Tourism is a multi-billion dollar industry. As mentioned before, the baby boomers are just beginning to enter into their retirement as the most wealthy group the world has ever seen.  What do they all have in common?  They all want to incorporate travel into their retirement.  

Group travel has always had a healthy market and is seeing large increases in demand.  What this means is that you could hop onto an established tour group as a tour director after you earn your certificate through the International Guide Academy: 

Or if you’d rather guide than direct, become a specialized guide for a niche group: LGBT, Food, Wine, Coffee, Grandparent, or Children tours to name a few. You can earn guide certification through the National Tour Association:

If you are a more “behind the scenes” kind of person and have an artistic eye, you can secure work designing those flashy tourism brochures and website content.


It is no small task to obtain a work visa in Costa Rica. You first need to secure an employer that will sponsor and pioneer the process to demonstrate that you are filling a position that a Tico does not have the technical expertise to fill.  Common work visa fields include: health care, IT, biotech, and international business.


Under the table jobs are more often sought out by younger folks without kids.  This book does not endorse working illegally, it simply acknowledges that it occurs.  Under the table jobs often include: restaurant work, some bi-lingual tourism jobs (often owned by expats), flier distributer, sales, marketing, etc. 

Do not expect to get paid much by working under the table. The minimum wage for legal workers in Costa Rica for an eight hour day is as follows:
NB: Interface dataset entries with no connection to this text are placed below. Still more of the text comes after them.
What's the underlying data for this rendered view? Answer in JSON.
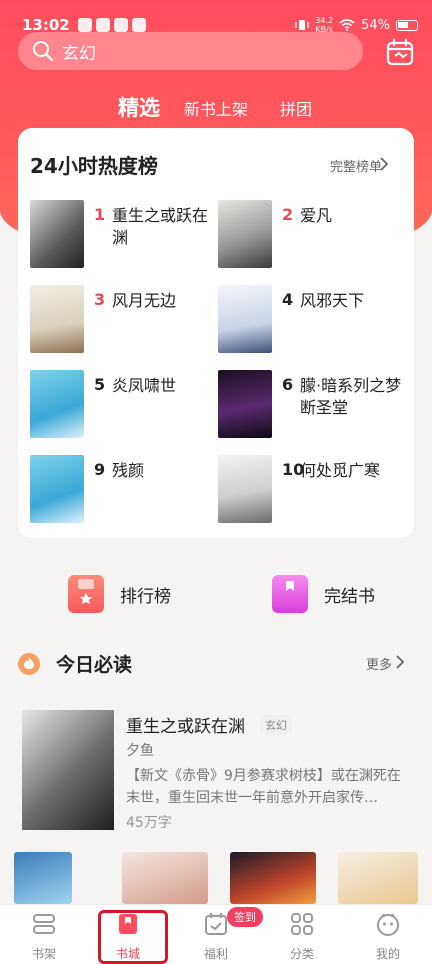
{
  "status_bar": {
    "time": "13:02",
    "speed_top": "34.2",
    "speed_bottom": "KB/s",
    "battery": "54%"
  },
  "search": {
    "placeholder_text": "玄幻"
  },
  "tabs": [
    {
      "label": "精选",
      "active": true
    },
    {
      "label": "新书上架",
      "active": false
    },
    {
      "label": "拼团",
      "active": false
    }
  ],
  "hot_list": {
    "title": "24小时热度榜",
    "more_label": "完整榜单",
    "items": [
      {
        "rank": "1",
        "title": "重生之或跃在渊",
        "rank_color": "red"
      },
      {
        "rank": "2",
        "title": "爱凡",
        "rank_color": "red"
      },
      {
        "rank": "3",
        "title": "风月无边",
        "rank_color": "red"
      },
      {
        "rank": "4",
        "title": "风邪天下",
        "rank_color": "dark"
      },
      {
        "rank": "5",
        "title": "炎凤啸世",
        "rank_color": "dark"
      },
      {
        "rank": "6",
        "title": "朦·暗系列之梦断圣堂",
        "rank_color": "dark"
      },
      {
        "rank": "9",
        "title": "残颜",
        "rank_color": "dark"
      },
      {
        "rank": "10",
        "title": "何处觅广寒",
        "rank_color": "dark"
      }
    ]
  },
  "quick_links": [
    {
      "label": "排行榜",
      "icon": "ranking-icon",
      "color": "#f45a5a"
    },
    {
      "label": "完结书",
      "icon": "book-icon",
      "color": "#e452e0"
    }
  ],
  "today": {
    "title": "今日必读",
    "more_label": "更多",
    "feature": {
      "title": "重生之或跃在渊",
      "tag": "玄幻",
      "author": "夕鱼",
      "description": "【新文《赤骨》9月参赛求树枝】或在渊死在末世，重生回末世一年前意外开启家传…",
      "word_count": "45万字"
    }
  },
  "bottom_nav": [
    {
      "label": "书架",
      "icon": "bookshelf-icon",
      "active": false
    },
    {
      "label": "书城",
      "icon": "bookstore-icon",
      "active": true
    },
    {
      "label": "福利",
      "icon": "calendar-check-icon",
      "active": false,
      "badge": "签到"
    },
    {
      "label": "分类",
      "icon": "grid-icon",
      "active": false
    },
    {
      "label": "我的",
      "icon": "profile-icon",
      "active": false
    }
  ],
  "colors": {
    "brand": "#ff4d5e",
    "active_nav": "#e8495a",
    "highlight_box": "#d3182a"
  }
}
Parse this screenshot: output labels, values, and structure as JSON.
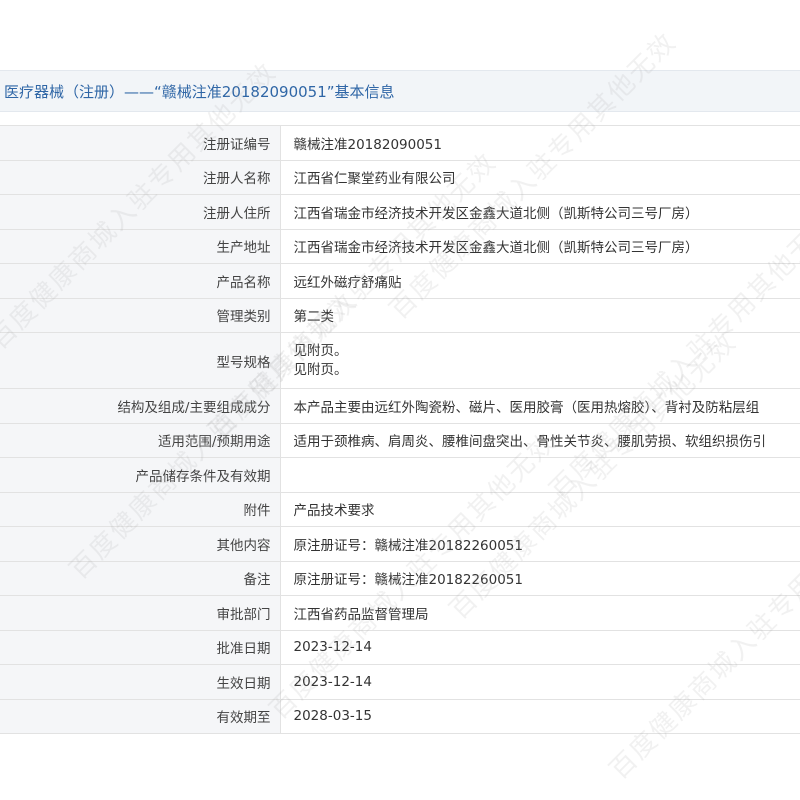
{
  "header": {
    "title": "医疗器械（注册）——“赣械注准20182090051”基本信息"
  },
  "rows": [
    {
      "label": "注册证编号",
      "value": "赣械注准20182090051"
    },
    {
      "label": "注册人名称",
      "value": "江西省仁聚堂药业有限公司"
    },
    {
      "label": "注册人住所",
      "value": "江西省瑞金市经济技术开发区金鑫大道北侧（凯斯特公司三号厂房）"
    },
    {
      "label": "生产地址",
      "value": "江西省瑞金市经济技术开发区金鑫大道北侧（凯斯特公司三号厂房）"
    },
    {
      "label": "产品名称",
      "value": "远红外磁疗舒痛贴"
    },
    {
      "label": "管理类别",
      "value": "第二类"
    },
    {
      "label": "型号规格",
      "value": "见附页。",
      "value2": "见附页。"
    },
    {
      "label": "结构及组成/主要组成成分",
      "value": "本产品主要由远红外陶瓷粉、磁片、医用胶膏（医用热熔胶）、背衬及防粘层组"
    },
    {
      "label": "适用范围/预期用途",
      "value": "适用于颈椎病、肩周炎、腰椎间盘突出、骨性关节炎、腰肌劳损、软组织损伤引"
    },
    {
      "label": "产品储存条件及有效期",
      "value": ""
    },
    {
      "label": "附件",
      "value": "产品技术要求"
    },
    {
      "label": "其他内容",
      "value": "原注册证号：赣械注准20182260051"
    },
    {
      "label": "备注",
      "value": "原注册证号：赣械注准20182260051"
    },
    {
      "label": "审批部门",
      "value": "江西省药品监督管理局"
    },
    {
      "label": "批准日期",
      "value": "2023-12-14"
    },
    {
      "label": "生效日期",
      "value": "2023-12-14"
    },
    {
      "label": "有效期至",
      "value": "2028-03-15"
    }
  ],
  "watermark": {
    "text": "百度健康商城入驻专用其他无效"
  }
}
Non-Skilled Worker: $16.39

Semi-Skilled Worker: $17.85

Skilled Worker: $18.19

Specialized Workers: $21.80